If you’ve been following the Texas air permitting war over the last several weeks, then you know that, at the end of this month, EPA is scheduled to render judgment on the Texas Commission on Environmental Quality’s (TCEQ’s) flexible permitting program.
We think disapproval is highly likely – and for several good reasons:
1. Flexible permits eliminate federal, unit-specific, pollution limits that are intended to assure that public health is protected from industrial pollution.
2. Flexible permits allow polluters to lump hundreds of pieces of polluting equipment under a single pollution limit, or cap. Because most of the equipment is not monitored, it is almost impossible to determine whether or not companies are complying with their pollution caps.

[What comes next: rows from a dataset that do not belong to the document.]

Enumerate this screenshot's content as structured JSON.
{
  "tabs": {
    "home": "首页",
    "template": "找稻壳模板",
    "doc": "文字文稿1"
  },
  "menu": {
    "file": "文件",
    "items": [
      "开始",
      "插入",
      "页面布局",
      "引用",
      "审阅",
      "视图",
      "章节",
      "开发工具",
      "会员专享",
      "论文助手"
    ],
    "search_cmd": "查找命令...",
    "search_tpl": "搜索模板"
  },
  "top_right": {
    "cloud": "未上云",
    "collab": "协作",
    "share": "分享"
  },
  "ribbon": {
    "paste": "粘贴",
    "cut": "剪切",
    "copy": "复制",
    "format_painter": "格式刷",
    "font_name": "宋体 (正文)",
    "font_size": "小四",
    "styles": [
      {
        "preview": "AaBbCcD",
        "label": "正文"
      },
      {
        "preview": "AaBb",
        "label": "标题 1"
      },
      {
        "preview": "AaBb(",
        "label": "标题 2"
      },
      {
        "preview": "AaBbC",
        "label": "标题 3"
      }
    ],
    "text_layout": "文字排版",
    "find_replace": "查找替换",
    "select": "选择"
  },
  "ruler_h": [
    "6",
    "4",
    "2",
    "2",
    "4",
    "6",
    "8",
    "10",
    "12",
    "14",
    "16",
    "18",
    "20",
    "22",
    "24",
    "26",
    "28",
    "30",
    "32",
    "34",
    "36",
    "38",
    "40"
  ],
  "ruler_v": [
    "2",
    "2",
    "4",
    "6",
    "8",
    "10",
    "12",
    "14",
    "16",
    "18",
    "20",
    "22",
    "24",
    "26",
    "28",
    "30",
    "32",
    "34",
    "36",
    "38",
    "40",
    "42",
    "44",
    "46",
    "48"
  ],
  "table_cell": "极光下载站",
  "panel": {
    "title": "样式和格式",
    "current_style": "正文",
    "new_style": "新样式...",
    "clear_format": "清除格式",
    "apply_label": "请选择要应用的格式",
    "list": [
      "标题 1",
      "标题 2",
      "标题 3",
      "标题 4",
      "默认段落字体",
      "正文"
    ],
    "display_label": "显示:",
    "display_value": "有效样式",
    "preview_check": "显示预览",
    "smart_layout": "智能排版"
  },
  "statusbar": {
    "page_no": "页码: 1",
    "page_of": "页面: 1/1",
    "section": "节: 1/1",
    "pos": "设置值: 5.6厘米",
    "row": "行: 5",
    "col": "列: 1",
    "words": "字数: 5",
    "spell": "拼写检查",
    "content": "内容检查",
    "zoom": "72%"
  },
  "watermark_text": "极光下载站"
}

For example, when companies shift pollution among different units at a plant, they aren’t required to analyze the resulting health impacts. Benzene emitted from a tall stack in the middle of a large industrial site has less an impact on a neighbor than benzene emitted from a tank vent just across the fence from his back yard.
3. The federal Clean Air Act protects neighbors’ right to know about, and voice their concerns with, pollution increases that may affect the safety of the air they breathe. The flexible permit program allows industry to move emissions around, and increase pollution from some units, without notifying neighbors, or even state and federal regulators.
4. The pollution caps in flexible permits are so high that they don’t serve as a real limit on pollution, and they certainly don’t reflect the best that industry can do. The same companies that operate in Texas operate in other states under permits that meet federal requirements and include significantly lower emission limits.
Air is our most basic resource, and its quality relates directly to our personal health and survival. Shouldn’t we be a bit more careful about poisoning this most valuable resource?